Math 558 - Applied Dynamical Systems - Winter 1999

Q&A

Instructor: Robert Krasny, 2842 East Hall, 763-3505, krasny@umich.edu

Time and Location: TuTh, 8:30-10am, 3096 East Hall

The theory of dynamical systems provides a means for understanding complex behaviour in a broad range of applications. This course is an introduction to the theory, with emphasis on chaotic dynamics. We will study continuous systems (differential equations) and discrete systems (iterated maps). I aim to provide a broad overview of the subject as well as an in-depth analysis of specific examples. The course is intended for students in mathematics, engineering, and science.

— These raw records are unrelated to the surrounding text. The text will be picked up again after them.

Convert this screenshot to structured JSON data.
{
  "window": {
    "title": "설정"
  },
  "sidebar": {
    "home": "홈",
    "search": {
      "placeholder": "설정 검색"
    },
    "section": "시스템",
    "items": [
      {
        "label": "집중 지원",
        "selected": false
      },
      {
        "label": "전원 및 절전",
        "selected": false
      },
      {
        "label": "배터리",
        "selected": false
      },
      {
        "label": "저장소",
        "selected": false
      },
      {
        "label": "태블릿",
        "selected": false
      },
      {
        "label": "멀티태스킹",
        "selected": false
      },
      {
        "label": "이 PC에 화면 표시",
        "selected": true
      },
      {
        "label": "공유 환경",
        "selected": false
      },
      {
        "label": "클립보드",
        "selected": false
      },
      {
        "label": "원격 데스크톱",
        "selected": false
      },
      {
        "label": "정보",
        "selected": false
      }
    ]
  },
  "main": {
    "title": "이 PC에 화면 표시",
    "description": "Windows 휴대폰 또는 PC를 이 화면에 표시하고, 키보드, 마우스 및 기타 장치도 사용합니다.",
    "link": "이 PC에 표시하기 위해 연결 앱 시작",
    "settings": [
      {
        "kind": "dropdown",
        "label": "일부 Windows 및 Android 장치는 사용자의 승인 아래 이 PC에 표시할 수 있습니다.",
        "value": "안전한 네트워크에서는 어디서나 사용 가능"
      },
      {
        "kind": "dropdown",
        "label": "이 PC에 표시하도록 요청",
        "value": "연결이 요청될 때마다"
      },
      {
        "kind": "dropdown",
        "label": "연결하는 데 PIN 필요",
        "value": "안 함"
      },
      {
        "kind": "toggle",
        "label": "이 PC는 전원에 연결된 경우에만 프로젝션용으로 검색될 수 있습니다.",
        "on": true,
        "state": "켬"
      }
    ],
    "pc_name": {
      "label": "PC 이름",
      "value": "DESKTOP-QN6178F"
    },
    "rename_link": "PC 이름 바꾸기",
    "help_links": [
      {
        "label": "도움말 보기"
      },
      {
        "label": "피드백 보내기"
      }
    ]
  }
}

The topics include: bifurcations (transcritical, pitchfork, subcritical, supercritical, Hopf), stable and unstable manifolds, dissipative systems, attractors, logistic map, period-doubling, Feigenbaum sequence, renormalization, chaos, Lyapunov exponent, fractals, Cantor set, Hausdorff dimension, Lorenz system, nonlinear oscillations, quasiperiodicity, Hamiltonian systems, integrability, resonance, KAM tori, homoclinic intersections, Melnikov's method.

Text:
Nonlinear Systems by P. G. Drazin, Cambridge University Press

References:
Chaos in Dynamical Systems by Edward Ott, Cambridge University Press
Nonlinear Oscillations, Dynamical Systems, and Bifurcations of Vector Fields by John Guckenheimer and Philip Holmes, Springer-Verlag

Prerequisites:
linear algebra, differential equations

Course Requirements:
homework assignments, final exam/project